With the grace of Daffy Duck and the poise of Olive Oil, physical activities elude me. Anything requiring an agility level past that of a slug leaves me flat on my back, hands and feet flailing in the air, waiting to be rescued. Simply stated, I am a klutz.
I first realized the severity of my affliction as a teenager and quickly learned to avoid situations where my hands and feet were required to operate in unison. It was easy enough to forego cheerleading and dancing, but Gym class was more difficult to dodge. It appears that “klutzism” is not one the diseases recognized by the Board of Health, therefore, absences due to the illness are unexcused. Even though I was labeled “Pat the Klutz, Flat On Her Butts” in Gym class, Driver’s Education class proved to be far more humiliating.
Graduating seniors were entrusted with the task of teaching sophomores how to drive. I was assigned to Ralph, the school nerd. On the first day of class, Ralph, who was barely as tall as the Volkswagen but just as wide, opened the door of the Beetle for me. “Do you know how to drive?” he asked.
I gave him my best, “I may be a klutz, but I’m not a nerd” look and smirked, “Of course I know how to drive!” As Ralph opened the passenger-side door to get in, I noticed a small problem. “There’s something wrong with this car. It has three pedals,” I informed him.
Ralph raised his eyebrows into a hairy arch and said, “There’s supposed to be three pedals. This car has a manual transmission.”
“Oh. Well, I want a regular car, with only two pedals,” I told him.
Ralph raised his caterpillar eyebrows even closer to his receding hairline. “You have to drive a stick shift in order to pass the driving exam,” he explained.

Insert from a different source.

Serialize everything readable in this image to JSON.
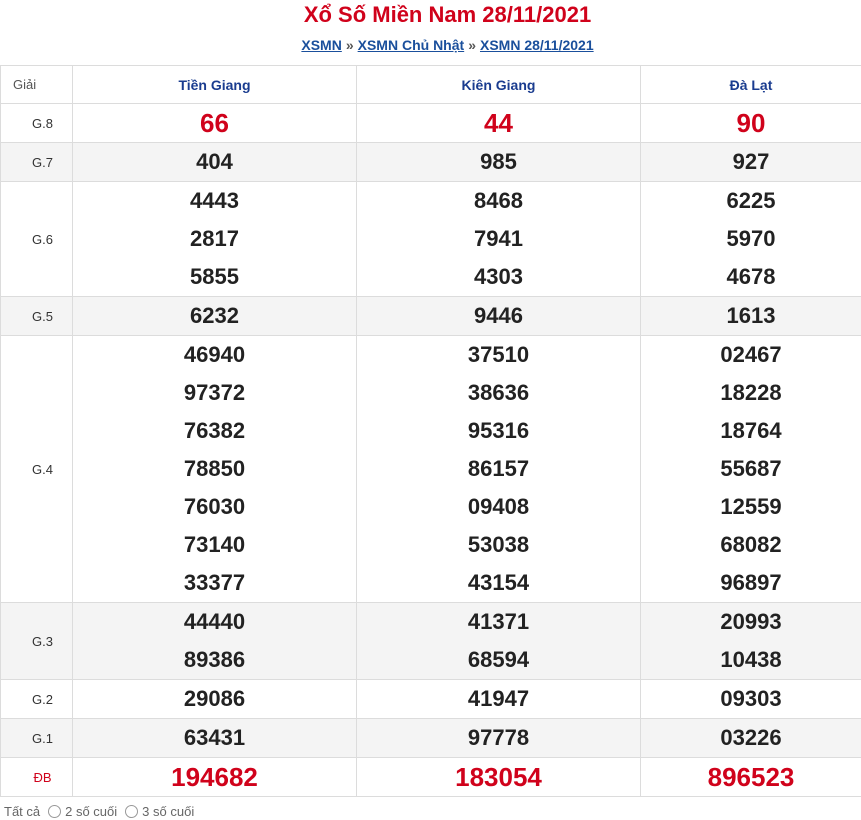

The wheels in my head started to turn and so did my attitude towards Ralph. I gave him a big smile and listened as he instructed me on how to start the engine. A few seconds later, the Beetle was hopping through the parking lot like a bucking bronco, the two of us holding on for life. It finally came to rest when the two front wheels went over a ditch and lodged in a puddle of mud.
Calmly, Ralph got out of the car and started to push. “Okay, give it a little gas and back up,” he said. He forgot to tell me to take it out of first gear. I was sure I’d killed Ralph as he was hurled through the air and landed in the mire.
For three days, Ralph persevered as I bounced the Beetle through stop signs, traffic lights, and the cafeteria. The realization finally came that I simply did not have the coordination to drive the car.
On exam day, I met Ralph with tears flowing from my eyes. “I just can’t fail this exam!” I pleaded.
Ralph pondered for a moment, then offered a deal. “The senior prom is a few weeks away and I don’t have a date. If I pass you on the driving exam, will you go to the prom with me?” I agreed and walked away with a passing grade.
A few days later, Ralph approached me in the hallway and asked, “What time should I pick you up for the prom?”
The words that came from my mouth have haunted me for thirty years. “Drop dead, jerk!” was my response. Ralph’s mouth fell and tears welled in his eyes. I immediately realized that in my quest to pass one exam, I had miserably failed another.
Throughout life, we are given many exams, but perhaps the real test is how far we are willing to go to get what we want. Had I failed the driving exam, I could have taken it again. Unfortunately, I cannot re-take that exam in human compassion. The hurt I inflicted is a final grade.
Although I can’t change the past, I have vowed to go forward learning and leaning on God’s word in preparation for the Final Exam. One day I will stand before God and account for all I have done. That’s one exam, I don’t want to fail, and I’m pretty sure I won’t be able to strike a deal with the Teacher.
By the way, I still can’t drive a Volkswagen.
© July 2004